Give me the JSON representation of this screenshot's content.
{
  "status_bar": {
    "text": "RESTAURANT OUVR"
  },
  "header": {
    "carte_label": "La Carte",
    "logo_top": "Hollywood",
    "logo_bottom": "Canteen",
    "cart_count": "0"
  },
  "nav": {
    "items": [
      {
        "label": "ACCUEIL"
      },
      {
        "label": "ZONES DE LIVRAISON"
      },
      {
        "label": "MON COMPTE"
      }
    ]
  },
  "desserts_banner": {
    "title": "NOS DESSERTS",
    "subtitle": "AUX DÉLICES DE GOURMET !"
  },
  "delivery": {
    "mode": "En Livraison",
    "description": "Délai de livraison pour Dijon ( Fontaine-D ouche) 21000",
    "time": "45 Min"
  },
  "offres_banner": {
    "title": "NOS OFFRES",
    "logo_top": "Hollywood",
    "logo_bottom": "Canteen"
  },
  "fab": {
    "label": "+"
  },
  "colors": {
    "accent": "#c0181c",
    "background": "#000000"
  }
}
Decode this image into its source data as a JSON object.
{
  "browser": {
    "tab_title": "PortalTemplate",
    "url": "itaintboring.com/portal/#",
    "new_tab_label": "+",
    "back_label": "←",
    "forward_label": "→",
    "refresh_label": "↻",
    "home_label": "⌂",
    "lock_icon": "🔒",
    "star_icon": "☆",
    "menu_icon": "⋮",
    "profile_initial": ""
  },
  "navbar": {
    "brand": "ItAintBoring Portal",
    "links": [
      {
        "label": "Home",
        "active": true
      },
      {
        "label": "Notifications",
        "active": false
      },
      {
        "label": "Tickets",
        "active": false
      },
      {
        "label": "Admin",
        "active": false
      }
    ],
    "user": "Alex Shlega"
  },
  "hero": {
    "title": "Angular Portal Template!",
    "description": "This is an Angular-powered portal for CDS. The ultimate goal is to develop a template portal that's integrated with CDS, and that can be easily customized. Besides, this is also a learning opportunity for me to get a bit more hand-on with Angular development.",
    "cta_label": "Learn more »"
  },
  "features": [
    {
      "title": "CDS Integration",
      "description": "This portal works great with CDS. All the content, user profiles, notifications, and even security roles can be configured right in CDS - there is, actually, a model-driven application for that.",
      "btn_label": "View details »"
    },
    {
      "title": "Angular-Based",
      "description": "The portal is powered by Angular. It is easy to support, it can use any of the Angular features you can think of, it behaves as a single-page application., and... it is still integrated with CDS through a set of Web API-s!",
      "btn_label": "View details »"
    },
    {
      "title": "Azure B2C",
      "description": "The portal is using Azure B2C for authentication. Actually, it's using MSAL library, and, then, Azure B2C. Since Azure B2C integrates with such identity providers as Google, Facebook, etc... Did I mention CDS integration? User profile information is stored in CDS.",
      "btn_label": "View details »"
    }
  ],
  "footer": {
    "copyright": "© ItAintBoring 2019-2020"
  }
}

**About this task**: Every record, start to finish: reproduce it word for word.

**Expected output**:
Give me the JSON representation of this screenshot's content.
{
  "status_bar": {
    "text": "RESTAURANT OUVR"
  },
  "header": {
    "carte_label": "La Carte",
    "logo_top": "Hollywood",
    "logo_bottom": "Canteen",
    "cart_count": "0"
  },
  "nav": {
    "items": [
      {
        "label": "ACCUEIL"
      },
      {
        "label": "ZONES DE LIVRAISON"
      },
      {
        "label": "MON COMPTE"
      }
    ]
  },
  "desserts_banner": {
    "title": "NOS DESSERTS",
    "subtitle": "AUX DÉLICES DE GOURMET !"
  },
  "delivery": {
    "mode": "En Livraison",
    "description": "Délai de livraison pour Dijon ( Fontaine-D ouche) 21000",
    "time": "45 Min"
  },
  "offres_banner": {
    "title": "NOS OFFRES",
    "logo_top": "Hollywood",
    "logo_bottom": "Canteen"
  },
  "fab": {
    "label": "+"
  },
  "colors": {
    "accent": "#c0181c",
    "background": "#000000"
  }
}
Decode this image into its source data as a JSON object.
{
  "browser": {
    "tab_title": "PortalTemplate",
    "url": "itaintboring.com/portal/#",
    "new_tab_label": "+",
    "back_label": "←",
    "forward_label": "→",
    "refresh_label": "↻",
    "home_label": "⌂",
    "lock_icon": "🔒",
    "star_icon": "☆",
    "menu_icon": "⋮",
    "profile_initial": ""
  },
  "navbar": {
    "brand": "ItAintBoring Portal",
    "links": [
      {
        "label": "Home",
        "active": true
      },
      {
        "label": "Notifications",
        "active": false
      },
      {
        "label": "Tickets",
        "active": false
      },
      {
        "label": "Admin",
        "active": false
      }
    ],
    "user": "Alex Shlega"
  },
  "hero": {
    "title": "Angular Portal Template!",
    "description": "This is an Angular-powered portal for CDS. The ultimate goal is to develop a template portal that's integrated with CDS, and that can be easily customized. Besides, this is also a learning opportunity for me to get a bit more hand-on with Angular development.",
    "cta_label": "Learn more »"
  },
  "features": [
    {
      "title": "CDS Integration",
      "description": "This portal works great with CDS. All the content, user profiles, notifications, and even security roles can be configured right in CDS - there is, actually, a model-driven application for that.",
      "btn_label": "View details »"
    },
    {
      "title": "Angular-Based",
      "description": "The portal is powered by Angular. It is easy to support, it can use any of the Angular features you can think of, it behaves as a single-page application., and... it is still integrated with CDS through a set of Web API-s!",
      "btn_label": "View details »"
    },
    {
      "title": "Azure B2C",
      "description": "The portal is using Azure B2C for authentication. Actually, it's using MSAL library, and, then, Azure B2C. Since Azure B2C integrates with such identity providers as Google, Facebook, etc... Did I mention CDS integration? User profile information is stored in CDS.",
      "btn_label": "View details »"
    }
  ],
  "footer": {
    "copyright": "© ItAintBoring 2019-2020"
  }
}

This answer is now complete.